Atlanta's Jay Morrison Raises $9.6M in Historic IPO of First African-American Owned Real Estate Crowdfund
Friday, June 8th, 2018
Atlanta-based real estate mogul Jay Morrison recently announced the initial public offering launch of the Tulsa Real Estate Fund, the first African-American owned Regulation A+ Tier II crowdfund designed to revitalize urban communities across the U.S.
Tulsa Real Estate Fund, The People's Fund, is a real estate crowdfund qualified by the Securities and Exchange Commission that allows both accredited and non-accredited investors to collectively invest and own real estate projects around the country that are unique, diversified and yield a reasonable rate of return. Tulsa Real Estate Fund seeks to raise up to $50 million in equity capital in its initial public offering under Regulation A+ of the Jump Start Our Business Start-Up Act. The Regulation A+ Tier II offering officially launched on June 1, 2018, at www.TulsaRealEstateFund.com and began taking investments immediately. The much-heralded 21st century fund raised $8 million in its first weekend.
"Tulsa Real Estate Fund was created for the sole purpose of the revitalization of urban communities across America, as well as a means for working class people to own shares and equity in a portfolio of real estate assets that will combat gentrification," said Jay Morrison, CEO and manager of the Tulsa Real Estate Fund.
The mission of the Tulsa Real Estate Fund is to perform comprehensive redevelopment of both people and real estate in key urban areas. The innovative fund allows socially conscious individuals and financial institutions the opportunity to invest in the people and real estate in local communities that matter most to them. Tulsa Real Estate Fund redevelopment projects being considered include single family, multi-family, commercial, and agricultural projects. Other redevelopment projects around the country will be announced in the coming months.
Tulsa Real Estate Fund is named in honor of the businessmen and businesswomen of the once prosperous Greenwood neighborhood in Tulsa, Okla. In 1921, more than 2,000 black-owned homes and businesses thrived in the self-sustaining community known as "Black Wall Street" before they were destroyed by an angry white mob and hundreds of African-Americans were killed in the worst armed race riots in U.S. history. Through the Greenwood community's perseverance, Black Wall Street was resurrected in 1925 and reached its economic peak in 1941. However, economic progress was short-lived due to discriminatory Jim Crow laws that crippled the community, including an urban removable program and a highway that was built over much of the area.
"Tulsa Real Estate Fund is the perfect economic vehicle for the urban community to collectively pool its more than $1.3 trillion in spending power to effectively control and revitalize our neighborhoods," said Morrison. "With the current tone in Washington, D.C., urban neighborhoods across the country will not have control of their dollars, real estate or small businesses for the foreseeable future. As a result, urban neighborhoods across the country are being redeveloped by individuals who do not have the best interests of the community in mind, which often leads to the displacement of longtime residents due to increased property values, thus making the cost of housing in our communities unaffordable. We believe Tulsa Real Estate Fund is the solution to this rapidly growing problem."

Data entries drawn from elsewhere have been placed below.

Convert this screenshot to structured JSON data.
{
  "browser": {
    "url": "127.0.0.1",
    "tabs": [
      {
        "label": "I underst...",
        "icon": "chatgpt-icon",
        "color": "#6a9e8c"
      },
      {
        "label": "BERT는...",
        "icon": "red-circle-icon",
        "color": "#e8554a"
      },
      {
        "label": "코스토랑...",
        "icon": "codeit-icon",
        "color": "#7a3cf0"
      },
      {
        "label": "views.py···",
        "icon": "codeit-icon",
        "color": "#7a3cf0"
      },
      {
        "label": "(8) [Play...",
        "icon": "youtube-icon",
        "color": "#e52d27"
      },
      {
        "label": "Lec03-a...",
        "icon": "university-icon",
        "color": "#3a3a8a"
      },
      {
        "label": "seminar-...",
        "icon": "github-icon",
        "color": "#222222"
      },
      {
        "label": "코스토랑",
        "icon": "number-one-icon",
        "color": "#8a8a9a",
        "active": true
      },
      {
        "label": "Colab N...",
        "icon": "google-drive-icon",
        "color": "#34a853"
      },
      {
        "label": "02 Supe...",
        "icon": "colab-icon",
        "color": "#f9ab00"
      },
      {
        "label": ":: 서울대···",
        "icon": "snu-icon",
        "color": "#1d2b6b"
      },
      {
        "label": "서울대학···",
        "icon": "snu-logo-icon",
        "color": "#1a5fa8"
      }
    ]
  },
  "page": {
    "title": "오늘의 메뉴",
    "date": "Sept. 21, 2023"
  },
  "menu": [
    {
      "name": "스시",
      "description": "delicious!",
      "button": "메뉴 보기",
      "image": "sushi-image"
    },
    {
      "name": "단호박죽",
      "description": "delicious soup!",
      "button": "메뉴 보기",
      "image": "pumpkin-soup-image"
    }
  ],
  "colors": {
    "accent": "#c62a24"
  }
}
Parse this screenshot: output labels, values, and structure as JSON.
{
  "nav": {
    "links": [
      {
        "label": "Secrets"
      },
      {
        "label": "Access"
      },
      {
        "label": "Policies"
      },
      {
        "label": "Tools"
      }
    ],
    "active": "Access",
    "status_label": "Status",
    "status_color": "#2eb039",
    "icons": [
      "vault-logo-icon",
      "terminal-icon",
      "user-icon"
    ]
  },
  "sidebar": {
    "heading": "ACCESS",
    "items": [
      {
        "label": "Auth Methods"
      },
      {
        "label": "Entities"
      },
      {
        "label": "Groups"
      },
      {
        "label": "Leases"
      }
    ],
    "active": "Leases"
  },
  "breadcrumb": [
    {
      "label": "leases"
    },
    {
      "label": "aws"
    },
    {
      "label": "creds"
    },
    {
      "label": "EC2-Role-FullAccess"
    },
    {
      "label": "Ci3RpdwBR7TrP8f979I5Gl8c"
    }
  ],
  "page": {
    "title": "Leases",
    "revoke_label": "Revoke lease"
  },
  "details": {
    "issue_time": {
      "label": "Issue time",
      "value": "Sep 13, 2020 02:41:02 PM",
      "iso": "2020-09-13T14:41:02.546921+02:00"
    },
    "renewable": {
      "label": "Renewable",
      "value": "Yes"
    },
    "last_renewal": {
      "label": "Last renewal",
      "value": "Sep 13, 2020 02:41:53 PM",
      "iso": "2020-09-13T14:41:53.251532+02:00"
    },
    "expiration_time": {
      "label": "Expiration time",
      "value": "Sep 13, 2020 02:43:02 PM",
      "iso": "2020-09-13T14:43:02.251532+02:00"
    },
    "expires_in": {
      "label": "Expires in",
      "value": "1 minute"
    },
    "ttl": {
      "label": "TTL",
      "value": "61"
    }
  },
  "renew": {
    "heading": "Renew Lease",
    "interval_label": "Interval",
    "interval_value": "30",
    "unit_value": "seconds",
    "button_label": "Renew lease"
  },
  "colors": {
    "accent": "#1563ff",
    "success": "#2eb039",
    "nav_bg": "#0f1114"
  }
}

Tulsa Real Estate Fund's path to delivering reasonable returns to its fund managers and crowd partners will consist of identifying real estate with added value in urban communities, while repairing the constituency residing there; a grassroots approach that will allow access to the most advantageous public-private real estate opportunities; and a wealth management team with more than 30 years of combined experience in urban redevelopment projects.
In February 2018, Tulsa Real Estate Fund was notified by the SEC that it had qualified its Form 1A Application that allowed the company to move forward with its offering, which will leverage the key components of the Regulation A+ Tier II rules that allows for the solicitation of the general public as well as traditional investors and financial institutions.
"Regulation A+ is a big win for urban entrepreneurs because it opens the door for access to capital. It's also a big win for investors since more people will have access to investment opportunities," said Morrison. "Historically, non-accredited investors have been left on the sidelines for many investment opportunities such as initial public offerings and venture capital. Regulation A+ opens the door to these investment opportunities, which will in effect allow Black Wall Street to thrive once again, but in more urban communities around the country."
The Tulsa Real Estate Fund builds on Project Rebuild, President Barack Obama's $15 billion proposal to invest in a national effort that leverages private capital and expertise to rehabilitate hundreds of thousands of communities across the country. Building on the successful ideas developed during the implementation of the Neighborhood Stabilization Project, Project Rebuild provides funding to purchase, rehabilitate, and/or redevelop foreclosed, abandoned, demolished, or vacant properties. Funding also helps grantees establish and operate land banks and create jobs maintaining properties to avoid community blight.